* REQUIREMENT:
Search the records for lines with the word "Exercise" and copy each match.

* SUPPLIED MATERIAL:
_ _ _

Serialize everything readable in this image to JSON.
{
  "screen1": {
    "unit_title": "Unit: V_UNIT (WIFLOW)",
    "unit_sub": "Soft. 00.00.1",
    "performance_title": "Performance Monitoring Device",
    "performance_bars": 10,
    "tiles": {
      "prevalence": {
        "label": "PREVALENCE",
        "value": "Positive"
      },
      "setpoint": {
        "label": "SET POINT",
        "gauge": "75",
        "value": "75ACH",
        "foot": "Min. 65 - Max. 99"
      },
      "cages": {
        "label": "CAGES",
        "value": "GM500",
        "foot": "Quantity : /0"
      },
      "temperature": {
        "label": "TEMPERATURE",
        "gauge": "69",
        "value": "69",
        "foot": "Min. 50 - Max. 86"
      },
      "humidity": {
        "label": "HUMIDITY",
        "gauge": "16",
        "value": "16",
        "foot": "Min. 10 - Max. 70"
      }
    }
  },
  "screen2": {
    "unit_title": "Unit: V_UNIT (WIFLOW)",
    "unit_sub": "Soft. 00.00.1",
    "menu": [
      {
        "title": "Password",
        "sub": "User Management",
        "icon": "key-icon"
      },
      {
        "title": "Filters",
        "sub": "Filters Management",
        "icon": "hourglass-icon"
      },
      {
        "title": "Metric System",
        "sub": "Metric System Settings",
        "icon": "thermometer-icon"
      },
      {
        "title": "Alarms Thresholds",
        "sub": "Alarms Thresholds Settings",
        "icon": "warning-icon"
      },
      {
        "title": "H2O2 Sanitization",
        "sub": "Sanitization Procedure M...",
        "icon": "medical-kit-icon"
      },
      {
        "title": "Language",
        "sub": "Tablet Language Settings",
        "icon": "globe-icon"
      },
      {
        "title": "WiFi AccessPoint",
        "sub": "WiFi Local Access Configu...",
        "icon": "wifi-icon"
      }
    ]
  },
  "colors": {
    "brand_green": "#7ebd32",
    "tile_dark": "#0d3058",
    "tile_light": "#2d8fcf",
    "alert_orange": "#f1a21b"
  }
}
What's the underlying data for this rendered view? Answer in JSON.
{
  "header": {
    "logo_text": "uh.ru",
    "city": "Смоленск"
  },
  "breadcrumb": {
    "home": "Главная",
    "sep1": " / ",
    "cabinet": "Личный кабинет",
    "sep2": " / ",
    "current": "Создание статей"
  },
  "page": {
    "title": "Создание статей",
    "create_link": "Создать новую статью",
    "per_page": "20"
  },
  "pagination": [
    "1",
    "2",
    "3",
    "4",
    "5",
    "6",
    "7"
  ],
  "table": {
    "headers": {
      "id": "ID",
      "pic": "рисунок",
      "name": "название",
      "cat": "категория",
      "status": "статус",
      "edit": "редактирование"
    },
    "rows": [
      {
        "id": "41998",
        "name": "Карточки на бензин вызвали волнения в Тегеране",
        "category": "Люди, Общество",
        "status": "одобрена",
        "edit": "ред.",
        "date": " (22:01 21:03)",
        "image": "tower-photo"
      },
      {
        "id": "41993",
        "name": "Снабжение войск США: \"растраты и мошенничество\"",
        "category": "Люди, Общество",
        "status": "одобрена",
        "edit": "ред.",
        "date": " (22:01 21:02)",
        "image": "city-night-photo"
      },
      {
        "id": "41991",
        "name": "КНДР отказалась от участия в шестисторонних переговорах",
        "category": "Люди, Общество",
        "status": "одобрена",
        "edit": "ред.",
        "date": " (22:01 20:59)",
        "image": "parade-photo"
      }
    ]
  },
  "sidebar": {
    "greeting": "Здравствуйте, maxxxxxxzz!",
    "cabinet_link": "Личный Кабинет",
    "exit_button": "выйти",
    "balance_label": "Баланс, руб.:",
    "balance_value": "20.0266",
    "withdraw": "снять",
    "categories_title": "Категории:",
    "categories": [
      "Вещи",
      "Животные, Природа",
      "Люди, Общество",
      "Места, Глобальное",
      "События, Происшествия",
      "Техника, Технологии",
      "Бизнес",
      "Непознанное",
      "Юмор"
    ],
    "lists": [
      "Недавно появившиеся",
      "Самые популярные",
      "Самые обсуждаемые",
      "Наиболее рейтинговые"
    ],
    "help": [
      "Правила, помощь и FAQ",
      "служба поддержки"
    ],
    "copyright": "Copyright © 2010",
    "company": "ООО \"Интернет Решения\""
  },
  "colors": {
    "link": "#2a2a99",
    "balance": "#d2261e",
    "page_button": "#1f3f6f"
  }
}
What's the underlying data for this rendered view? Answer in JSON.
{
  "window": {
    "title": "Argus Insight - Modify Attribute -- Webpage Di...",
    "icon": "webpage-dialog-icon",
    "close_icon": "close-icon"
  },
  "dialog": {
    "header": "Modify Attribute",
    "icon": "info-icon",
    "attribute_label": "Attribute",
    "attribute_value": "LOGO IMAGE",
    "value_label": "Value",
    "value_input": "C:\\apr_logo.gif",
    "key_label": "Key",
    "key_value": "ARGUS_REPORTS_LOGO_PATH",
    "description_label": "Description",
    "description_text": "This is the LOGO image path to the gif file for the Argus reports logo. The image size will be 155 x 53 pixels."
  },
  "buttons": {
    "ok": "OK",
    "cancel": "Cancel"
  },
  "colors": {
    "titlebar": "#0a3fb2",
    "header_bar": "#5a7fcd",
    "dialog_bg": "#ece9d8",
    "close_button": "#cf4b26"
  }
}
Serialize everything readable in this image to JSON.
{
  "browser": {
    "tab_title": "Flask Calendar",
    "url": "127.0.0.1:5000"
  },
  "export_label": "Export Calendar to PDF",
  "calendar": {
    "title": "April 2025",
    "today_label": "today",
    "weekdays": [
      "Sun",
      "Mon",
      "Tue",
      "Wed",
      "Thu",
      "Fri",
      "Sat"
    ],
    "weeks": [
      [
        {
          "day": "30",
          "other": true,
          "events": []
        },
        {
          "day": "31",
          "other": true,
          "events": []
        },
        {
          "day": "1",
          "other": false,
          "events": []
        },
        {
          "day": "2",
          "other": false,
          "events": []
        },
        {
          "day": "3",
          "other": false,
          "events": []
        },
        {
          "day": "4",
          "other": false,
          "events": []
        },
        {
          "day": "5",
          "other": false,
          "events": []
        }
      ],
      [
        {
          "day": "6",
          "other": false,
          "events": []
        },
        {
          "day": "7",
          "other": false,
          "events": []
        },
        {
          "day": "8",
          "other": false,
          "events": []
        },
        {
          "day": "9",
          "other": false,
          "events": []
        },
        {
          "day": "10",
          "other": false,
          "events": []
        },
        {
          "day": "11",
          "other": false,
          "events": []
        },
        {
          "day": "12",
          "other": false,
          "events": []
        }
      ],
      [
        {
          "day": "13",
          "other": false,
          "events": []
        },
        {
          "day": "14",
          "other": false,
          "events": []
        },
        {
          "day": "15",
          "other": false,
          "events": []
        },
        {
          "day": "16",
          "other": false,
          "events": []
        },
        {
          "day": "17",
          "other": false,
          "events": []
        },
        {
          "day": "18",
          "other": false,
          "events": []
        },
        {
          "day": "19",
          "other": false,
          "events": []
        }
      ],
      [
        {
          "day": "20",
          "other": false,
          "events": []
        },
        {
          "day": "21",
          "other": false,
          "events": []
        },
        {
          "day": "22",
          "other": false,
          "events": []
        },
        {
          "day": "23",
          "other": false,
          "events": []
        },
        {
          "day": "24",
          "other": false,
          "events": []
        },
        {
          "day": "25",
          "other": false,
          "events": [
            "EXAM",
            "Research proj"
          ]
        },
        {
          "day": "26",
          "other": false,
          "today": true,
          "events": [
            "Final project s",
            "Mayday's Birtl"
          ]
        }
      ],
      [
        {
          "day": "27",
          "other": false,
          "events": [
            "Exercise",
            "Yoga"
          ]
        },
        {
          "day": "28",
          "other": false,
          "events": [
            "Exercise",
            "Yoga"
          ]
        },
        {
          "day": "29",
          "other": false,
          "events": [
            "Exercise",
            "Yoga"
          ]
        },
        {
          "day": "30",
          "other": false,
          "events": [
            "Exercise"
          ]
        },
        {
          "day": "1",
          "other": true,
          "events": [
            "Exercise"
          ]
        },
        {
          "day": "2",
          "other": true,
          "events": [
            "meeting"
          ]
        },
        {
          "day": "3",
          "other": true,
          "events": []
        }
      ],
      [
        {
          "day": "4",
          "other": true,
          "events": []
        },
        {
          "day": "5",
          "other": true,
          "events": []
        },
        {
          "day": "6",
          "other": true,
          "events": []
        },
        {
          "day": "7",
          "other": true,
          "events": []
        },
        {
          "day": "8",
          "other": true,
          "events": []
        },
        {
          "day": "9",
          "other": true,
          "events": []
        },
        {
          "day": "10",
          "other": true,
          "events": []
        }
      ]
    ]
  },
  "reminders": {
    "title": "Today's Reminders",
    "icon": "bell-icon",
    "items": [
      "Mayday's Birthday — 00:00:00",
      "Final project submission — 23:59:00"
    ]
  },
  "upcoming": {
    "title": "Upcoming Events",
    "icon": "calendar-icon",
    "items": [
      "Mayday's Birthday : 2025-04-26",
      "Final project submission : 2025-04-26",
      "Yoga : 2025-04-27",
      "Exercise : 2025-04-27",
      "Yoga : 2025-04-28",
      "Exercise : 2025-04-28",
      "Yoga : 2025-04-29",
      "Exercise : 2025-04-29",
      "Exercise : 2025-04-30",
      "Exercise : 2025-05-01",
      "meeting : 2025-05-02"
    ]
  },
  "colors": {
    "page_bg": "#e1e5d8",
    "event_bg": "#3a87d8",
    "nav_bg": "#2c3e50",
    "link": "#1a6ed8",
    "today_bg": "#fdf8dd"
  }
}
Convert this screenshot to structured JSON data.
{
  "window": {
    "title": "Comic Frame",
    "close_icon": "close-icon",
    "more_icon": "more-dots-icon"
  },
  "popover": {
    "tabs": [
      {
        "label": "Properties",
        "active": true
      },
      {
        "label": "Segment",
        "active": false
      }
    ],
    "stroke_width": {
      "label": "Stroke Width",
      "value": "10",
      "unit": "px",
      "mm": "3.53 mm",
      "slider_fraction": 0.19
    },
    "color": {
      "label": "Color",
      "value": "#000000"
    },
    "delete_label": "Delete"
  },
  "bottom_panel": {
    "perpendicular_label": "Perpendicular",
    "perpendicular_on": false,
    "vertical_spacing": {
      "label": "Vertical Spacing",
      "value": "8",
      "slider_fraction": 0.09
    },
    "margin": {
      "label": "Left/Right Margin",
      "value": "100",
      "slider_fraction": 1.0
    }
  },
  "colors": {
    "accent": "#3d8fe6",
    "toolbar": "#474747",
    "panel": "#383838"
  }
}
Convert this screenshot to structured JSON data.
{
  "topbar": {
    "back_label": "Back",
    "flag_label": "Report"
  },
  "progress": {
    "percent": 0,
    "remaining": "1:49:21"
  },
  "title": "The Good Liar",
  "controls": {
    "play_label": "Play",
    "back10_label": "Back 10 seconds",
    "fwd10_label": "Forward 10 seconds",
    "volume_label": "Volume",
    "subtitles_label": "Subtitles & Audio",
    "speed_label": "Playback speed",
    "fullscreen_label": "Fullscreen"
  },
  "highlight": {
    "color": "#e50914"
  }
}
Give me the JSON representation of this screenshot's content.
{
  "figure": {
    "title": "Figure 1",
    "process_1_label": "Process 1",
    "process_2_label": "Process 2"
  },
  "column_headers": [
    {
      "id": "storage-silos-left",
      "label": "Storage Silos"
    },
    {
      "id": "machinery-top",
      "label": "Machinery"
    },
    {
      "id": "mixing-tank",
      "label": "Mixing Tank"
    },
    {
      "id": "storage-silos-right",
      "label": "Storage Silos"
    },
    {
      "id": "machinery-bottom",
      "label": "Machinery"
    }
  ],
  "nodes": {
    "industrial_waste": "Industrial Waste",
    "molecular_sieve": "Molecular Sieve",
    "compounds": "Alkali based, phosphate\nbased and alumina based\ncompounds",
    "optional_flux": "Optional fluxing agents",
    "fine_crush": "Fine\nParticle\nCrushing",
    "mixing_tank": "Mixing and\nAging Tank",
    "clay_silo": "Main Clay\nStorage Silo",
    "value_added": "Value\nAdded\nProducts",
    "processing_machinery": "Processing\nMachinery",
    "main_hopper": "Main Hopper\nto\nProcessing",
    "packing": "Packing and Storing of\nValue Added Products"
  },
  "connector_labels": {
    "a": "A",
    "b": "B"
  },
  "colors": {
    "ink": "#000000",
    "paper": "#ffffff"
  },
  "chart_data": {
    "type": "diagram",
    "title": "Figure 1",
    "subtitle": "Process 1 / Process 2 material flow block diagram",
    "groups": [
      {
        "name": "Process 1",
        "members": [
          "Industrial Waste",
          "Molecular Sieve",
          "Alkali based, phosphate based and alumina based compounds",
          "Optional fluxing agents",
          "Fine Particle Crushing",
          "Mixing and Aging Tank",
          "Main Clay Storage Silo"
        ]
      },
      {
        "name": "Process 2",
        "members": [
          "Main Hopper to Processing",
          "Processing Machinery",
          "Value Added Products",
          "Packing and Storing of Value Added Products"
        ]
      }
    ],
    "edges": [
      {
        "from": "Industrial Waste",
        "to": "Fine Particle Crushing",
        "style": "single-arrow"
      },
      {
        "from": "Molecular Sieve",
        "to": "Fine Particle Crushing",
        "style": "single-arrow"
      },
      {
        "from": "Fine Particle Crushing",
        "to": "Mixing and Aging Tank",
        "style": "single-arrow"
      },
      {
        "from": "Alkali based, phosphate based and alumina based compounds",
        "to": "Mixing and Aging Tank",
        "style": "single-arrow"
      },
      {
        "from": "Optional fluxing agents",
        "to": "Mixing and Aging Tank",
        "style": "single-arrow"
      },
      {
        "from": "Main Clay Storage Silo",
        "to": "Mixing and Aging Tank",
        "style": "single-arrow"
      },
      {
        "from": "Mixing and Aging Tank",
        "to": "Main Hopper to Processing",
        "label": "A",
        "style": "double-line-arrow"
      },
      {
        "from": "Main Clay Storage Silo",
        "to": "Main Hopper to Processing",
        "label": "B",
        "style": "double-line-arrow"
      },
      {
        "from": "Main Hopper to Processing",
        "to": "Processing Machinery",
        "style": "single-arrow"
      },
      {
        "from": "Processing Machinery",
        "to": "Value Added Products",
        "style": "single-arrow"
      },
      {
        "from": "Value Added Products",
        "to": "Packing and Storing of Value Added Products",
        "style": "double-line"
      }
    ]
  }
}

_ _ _

* ANSWER TO THIS PROBLEM:
            "Exercise",
            "Exercise",
            "Exercise",
            "Exercise"
            "Exercise"
      "Exercise : 2025-04-27",
      "Exercise : 2025-04-28",
      "Exercise : 2025-04-29",
      "Exercise : 2025-04-30",
      "Exercise : 2025-05-01",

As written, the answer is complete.